A new route was formed and we packed up lunch and headed for the first of the 6 caches that remained on our to do list. Ironically conditions were vastly improved as the next few hides were in the woods and the thick tree cover offered excellent protection from the sun’s rays. We initially struggled to find Gallifrey (GC2W9JV), but again after reading some logs we noted a new set of coords which led us right to an excellent cache that was hidden deep in the roots of an upturned trunked. I like the humour of the cache owner, who stated that he had placed the cache here and named it thus as it fell on the route of the Universally Challenged series and would therefore sit comfortably next to all the other planets.
A quick find was made of Cholesbury – Log it (GC344MW) after a bit of back tracking in the woods. It was a fairly standard captain jack cache found easily inside half a rotting log. We were enjoying ourselves again, what with the cooler temperatures and the lower levels of nettles in the woods. This was short lived however after we had to DNF our next cache, Cholesbury – Post a Field Note 11 (GC344MH), which was meant to be hiding somewhere around or in a post. We found a number of wooden posts at GZ the site of a stile on the edge of the woods, but no cache despite thorough searching and fights with the holly that grew all around the area.
The woods stretched all the way to a nearby road where we found another super magnetic cache, Cholesbury – Roundhill Gate (GC344M2), before turning and heading in the direction of the car. Thankfully, the road was quiet, shaded by overhanging trees and, for the most part, provided us a nice wide verge to walk along. When we reached the end of the road we picked up one last CaptainJack cache, Cholesbury – Bushy (GC344N8), which I found quite quickly wedged in the crook of a tree surrounded by bushes at the side of the road. It was a good sized regular plastic box which is unusual for CaptainJack as most of his hides are micros or smalls at best. We even found a TB inside attached to a toy car and for a brief moment we thought it was actually one that belonged to Sam. On returning home I discovered it wasn’t Sam’s and had in fact been released at the end of 2014 from Puerto Rico. Unfortunately it hadn’t been logged into the cache by whoever moved it there yet so as yet I can’t really log it. I could of course do a “grab it from somewhere else” log, but this would mean that the mileage from where it was last picked up would be wiped off. I generally wait a couple of weeks or so to see if the person who dropped it off will log it. If I hear nothing, I will go ahead and grab it then.
We were now just a couple of km from the car with just one more cache to try on the way. Universally Challenged 1 – Jupiter (GCNA5Q) proved a nonstarter though as we just couldn’t work out how to get closer than 40 metres to GZ. I suspect we approached the cache from the wrong direction and neither of us fancied backtracking or continuing on to see if we could find a way to the GZ. We cut our losses and headed for the car having racked up 9 smilies and about 30 nettles stings.

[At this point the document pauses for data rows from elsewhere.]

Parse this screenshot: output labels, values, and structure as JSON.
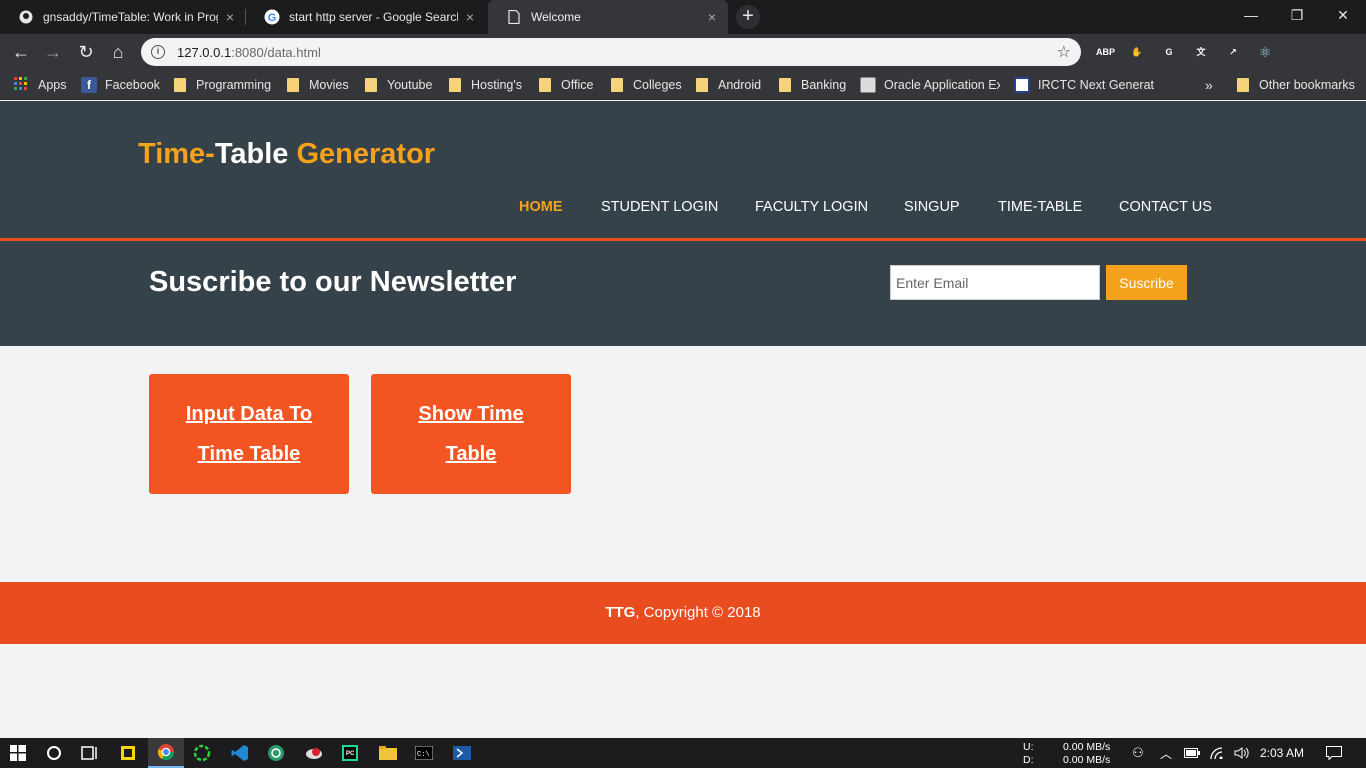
{
  "browser": {
    "tabs": [
      {
        "title": "gnsaddy/TimeTable: Work in Prog",
        "icon": "github-icon",
        "active": false
      },
      {
        "title": "start http server - Google Search",
        "icon": "google-icon",
        "active": false
      },
      {
        "title": "Welcome",
        "icon": "page-icon",
        "active": true
      }
    ],
    "tab_close": "×",
    "new_tab": "+",
    "window_controls": {
      "minimize": "—",
      "maximize": "❐",
      "close": "✕"
    },
    "nav": {
      "back": "←",
      "forward": "→",
      "reload": "↻",
      "home": "⌂"
    },
    "url_host": "127.0.0.1",
    "url_rest": ":8080/data.html",
    "extensions": [
      {
        "icon": "adblock-plus-icon",
        "label": "ABP",
        "color": "#d8232a"
      },
      {
        "icon": "stop-hand-icon",
        "label": "✋",
        "color": "#d8232a"
      },
      {
        "icon": "grammarly-icon",
        "label": "G",
        "color": "#15c39a"
      },
      {
        "icon": "google-translate-icon",
        "label": "文",
        "color": "#4a8af4"
      },
      {
        "icon": "arrow-extension-icon",
        "label": "↗",
        "color": "#d8232a"
      },
      {
        "icon": "react-devtools-icon",
        "label": "⚛",
        "color": "#35363a"
      },
      {
        "icon": "profile-avatar-icon",
        "label": "",
        "color": "#9a8f84"
      }
    ],
    "bookmarks": [
      {
        "label": "Apps",
        "icon": "apps-grid-icon"
      },
      {
        "label": "Facebook",
        "icon": "facebook-icon"
      },
      {
        "label": "Programming",
        "icon": "folder-icon"
      },
      {
        "label": "Movies",
        "icon": "folder-icon"
      },
      {
        "label": "Youtube",
        "icon": "folder-icon"
      },
      {
        "label": "Hosting's",
        "icon": "folder-icon"
      },
      {
        "label": "Office",
        "icon": "folder-icon"
      },
      {
        "label": "Colleges",
        "icon": "folder-icon"
      },
      {
        "label": "Android",
        "icon": "folder-icon"
      },
      {
        "label": "Banking",
        "icon": "folder-icon"
      },
      {
        "label": "Oracle Application Ex",
        "icon": "oracle-page-icon"
      },
      {
        "label": "IRCTC Next Generatio",
        "icon": "irctc-icon"
      }
    ],
    "bookmarks_more": "»",
    "other_bookmarks": "Other bookmarks"
  },
  "site": {
    "logo": {
      "part1": "Time-",
      "part2": "Table ",
      "part3": "Generator"
    },
    "nav": [
      "HOME",
      "STUDENT LOGIN",
      "FACULTY LOGIN",
      "SINGUP",
      "TIME-TABLE",
      "CONTACT US"
    ],
    "accent_color": "#f4a11b",
    "header_color": "#35424a",
    "orange_color": "#e84c1f",
    "newsletter": {
      "title": "Suscribe to our Newsletter",
      "email_placeholder": "Enter Email",
      "button": "Suscribe"
    },
    "cards": [
      {
        "label": "Input Data To Time Table"
      },
      {
        "label": "Show Time Table"
      }
    ],
    "footer": {
      "brand": "TTG",
      "text": ", Copyright © 2018"
    }
  },
  "taskbar": {
    "net_upload_label": "U:",
    "net_download_label": "D:",
    "net_upload": "0.00 MB/s",
    "net_download": "0.00 MB/s",
    "time": "2:03 AM"
  }
}
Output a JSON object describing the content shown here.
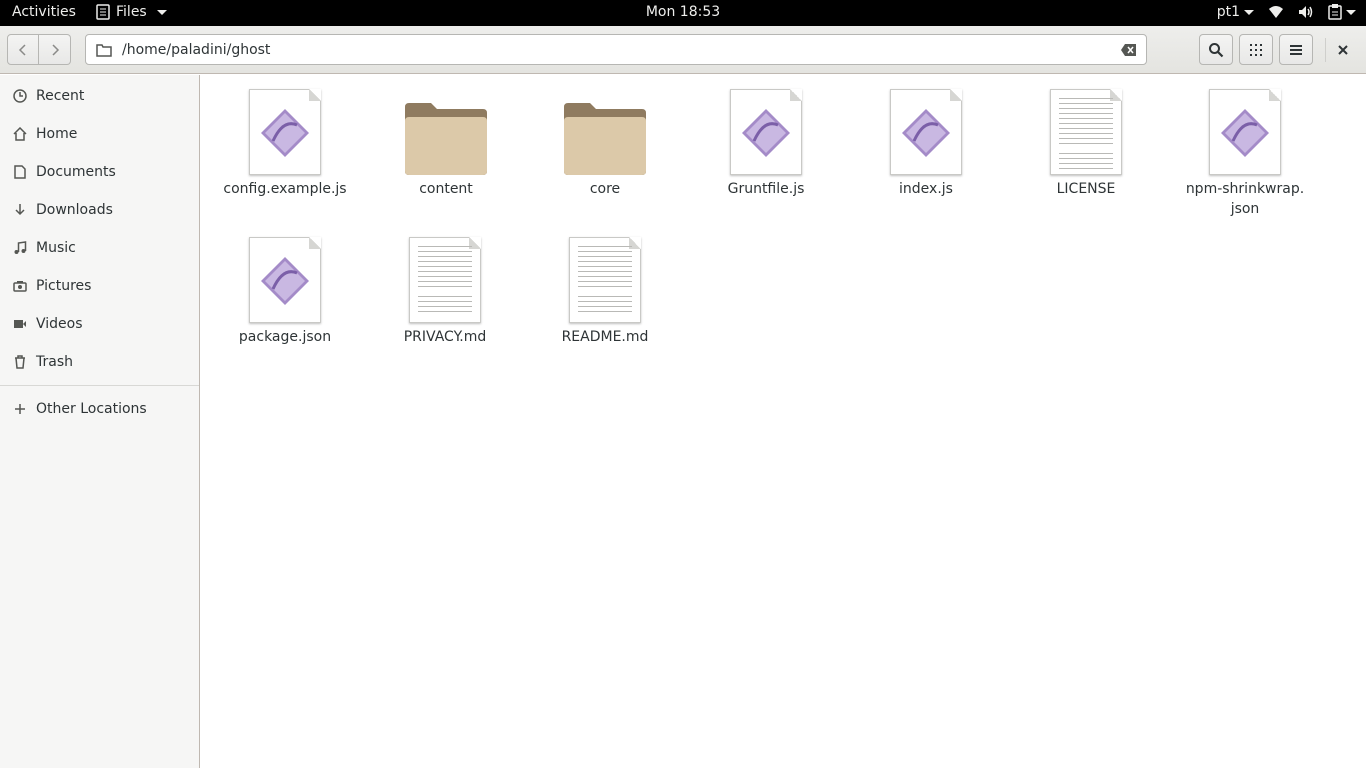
{
  "topbar": {
    "activities": "Activities",
    "app_name": "Files",
    "clock": "Mon 18:53",
    "input_method": "pt1"
  },
  "headerbar": {
    "path": "/home/paladini/ghost"
  },
  "sidebar": {
    "items": [
      {
        "label": "Recent",
        "icon": "clock-icon"
      },
      {
        "label": "Home",
        "icon": "home-icon"
      },
      {
        "label": "Documents",
        "icon": "document-icon"
      },
      {
        "label": "Downloads",
        "icon": "download-icon"
      },
      {
        "label": "Music",
        "icon": "music-icon"
      },
      {
        "label": "Pictures",
        "icon": "camera-icon"
      },
      {
        "label": "Videos",
        "icon": "video-icon"
      },
      {
        "label": "Trash",
        "icon": "trash-icon"
      }
    ],
    "other_locations": "Other Locations"
  },
  "files": [
    {
      "name": "config.example.js",
      "type": "script"
    },
    {
      "name": "content",
      "type": "folder"
    },
    {
      "name": "core",
      "type": "folder"
    },
    {
      "name": "Gruntfile.js",
      "type": "script"
    },
    {
      "name": "index.js",
      "type": "script"
    },
    {
      "name": "LICENSE",
      "type": "text"
    },
    {
      "name": "npm-shrinkwrap.\njson",
      "type": "script"
    },
    {
      "name": "package.json",
      "type": "script"
    },
    {
      "name": "PRIVACY.md",
      "type": "text"
    },
    {
      "name": "README.md",
      "type": "text"
    }
  ],
  "colors": {
    "topbar_bg": "#000000",
    "sidebar_bg": "#f6f6f5",
    "folder": "#d8c6a6",
    "script_diamond": "#a48bc8"
  }
}
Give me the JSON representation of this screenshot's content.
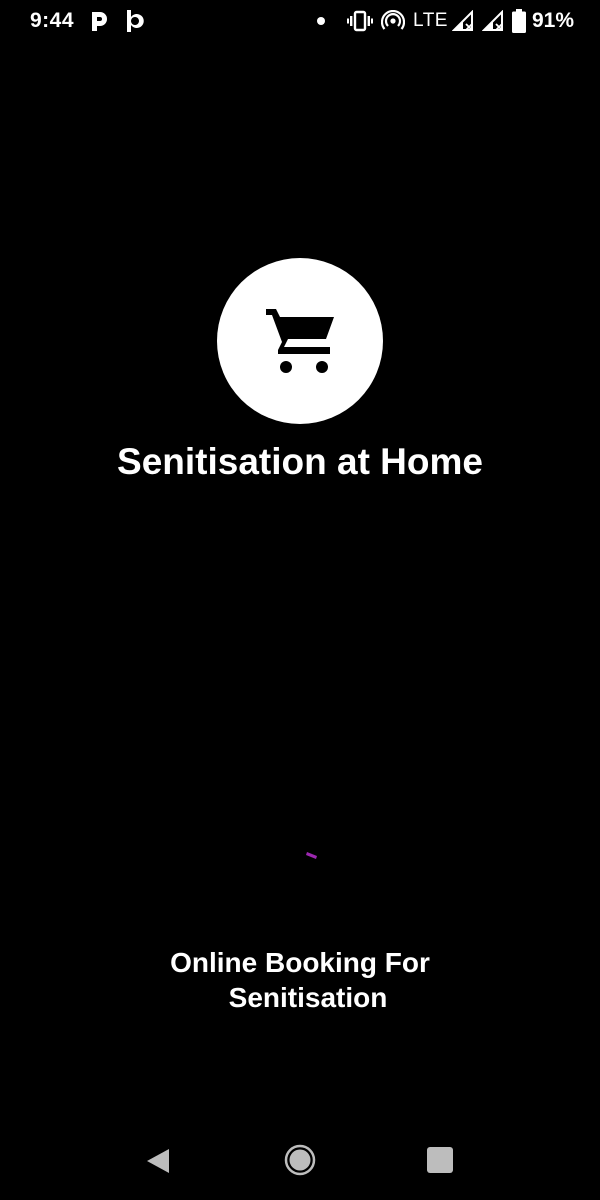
{
  "status_bar": {
    "time": "9:44",
    "left_icons": [
      "p-app-icon",
      "p-app-icon"
    ],
    "network": "LTE",
    "battery": "91%"
  },
  "app": {
    "logo_icon": "shopping-cart-icon",
    "title": "Senitisation at Home",
    "tagline_line1": "Online Booking For",
    "tagline_line2": "Senitisation"
  },
  "colors": {
    "background": "#000000",
    "logo_bg": "#ffffff",
    "spinner": "#9c27b0"
  },
  "nav_bar": {
    "buttons": [
      "back-icon",
      "home-icon",
      "recents-icon"
    ]
  }
}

Whilst it wasn’t the massive caching adventure that I had envisaged when planning it, it was still an enjoyable day out in the beautiful Hertfordshire countryside with my best girlie by my side and a double sized wedge of ginger cake in my lunchbox. Happy Days.
This caching adventure took place on Monday 29th June 2015 and took our total cache count to 1149.